C++ Functions

Why we need them:

Functions are used to simplify repeated lines of code. For instance, instead of having to include lines to calculate the tangent of some angle, we can simply use the function tan(number). Functions also help break down a complicated program into smaller, fundamental building blocks and allows software to be developed by software teams. Functions can either return a single value of a defined data type, change the actual values of a set of data types, or both.

It is important to note that there is a one-to-one correspondence between the order in which variables are "sent" from the main when using the function, and the order in which they are "received" by the actual function definition.

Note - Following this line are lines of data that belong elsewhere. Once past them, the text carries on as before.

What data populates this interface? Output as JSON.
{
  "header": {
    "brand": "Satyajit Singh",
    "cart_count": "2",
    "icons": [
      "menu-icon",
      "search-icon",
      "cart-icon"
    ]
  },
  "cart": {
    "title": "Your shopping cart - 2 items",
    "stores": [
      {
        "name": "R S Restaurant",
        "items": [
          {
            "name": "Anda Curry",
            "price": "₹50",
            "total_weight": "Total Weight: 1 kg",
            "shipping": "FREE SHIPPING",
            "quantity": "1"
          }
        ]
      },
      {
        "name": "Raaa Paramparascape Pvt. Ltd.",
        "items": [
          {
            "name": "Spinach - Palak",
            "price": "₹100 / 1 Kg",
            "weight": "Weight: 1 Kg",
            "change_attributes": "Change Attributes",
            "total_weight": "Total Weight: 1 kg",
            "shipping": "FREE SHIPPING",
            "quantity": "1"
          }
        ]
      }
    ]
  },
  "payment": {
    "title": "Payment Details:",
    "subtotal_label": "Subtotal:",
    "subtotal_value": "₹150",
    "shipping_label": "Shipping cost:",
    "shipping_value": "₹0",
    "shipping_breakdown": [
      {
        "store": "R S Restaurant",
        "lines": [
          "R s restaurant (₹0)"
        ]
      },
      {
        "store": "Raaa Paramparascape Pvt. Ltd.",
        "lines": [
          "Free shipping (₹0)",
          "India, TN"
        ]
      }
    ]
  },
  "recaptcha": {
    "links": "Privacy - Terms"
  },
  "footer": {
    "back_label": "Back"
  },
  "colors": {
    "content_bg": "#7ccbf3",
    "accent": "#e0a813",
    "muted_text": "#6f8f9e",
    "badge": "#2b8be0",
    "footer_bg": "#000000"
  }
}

I highlight this point in the following examples of how programmers can define functions.

Return a single defined value:

A single value of a predefined data type can be returned by using the following format:

// headers
returnType functionName(argumentType1 variableName1, argumentType2 variableName2, ...); //define function here

int main()
{
//main program here, variables must be defined before being used in function!
returnType tempName=functionName(firstVariable, secondVariable, ...); //use function here
return 0;
}

returnType functionName(argumentType1 variableName1, argumentType2 variableName2, ...) //note NO semi-colon
{
returnType numberToBeReturned; // must declare variable type to be returned
// math occurs
return returnType;
}

**********************************

And an example which shows the entire code

#include <iostream>
#include <cmath>
using namespace std;

double functname(double var1, double var2, double var4, double var3);
/*note that I purposely put the var4 and var3 names "out of order." I am trying to reinforce the concept that name doesn't matter, what matters is the order the variables appear.*/

int main()
{
double var1 = 2.0;
double var2 = 3.0;
double var3 = 2.5;
double var4 = 3.5;
double resultr = functname(var2, var3, var1, var4);

cout << "The result of the function 'resultr' is: "
cout << resultr;
cout << endl;

return 0;
}
double functname(double var1, double var2, double var4, double var3)
{
double answerr = pow(var1, var2) + pow(var3, var4);
return answerr;
}

Change the values of some data:

// headers
void functionName(argumentType1 & variableName1, argumentType2 & variableName2, ...); //define function here - note the "&" symbol

int main()
{
//main program here, variables must be defined before being used in function!
functionName(firstVariable, secondVariable, ...); //use function here
return 0;
}

void functionName(argumentType1 & variableName1, argumentType2 & variableName2, ...) //note NO semi-colon
{
variableName = math or something; // must declare variable type to be returned
// math occurs
return // the return can be omitted
}

**********************************

And an example which shows the entire code

#include <iostream>
#include <cmath>
using namespace std;

void functname(double & var1, double var7, double var8);
/*note that I only put the ampersand in front of the first variable, I just want to change it, not all of the variables.*/

int main()
{
double var1 = 2.0;
double var2 = 3.0;
double var3 = 2.5;

cout << "The value of 'var2' starting out is: " << var2 << endl;

functname(var2, var3, var1);

cout << "The value of 'var2' is now: " << var2 << endl;

return 0;
}
void functname(double & var1, double var7, double var8)
{
var1 = pow(var7, var8);
return;
}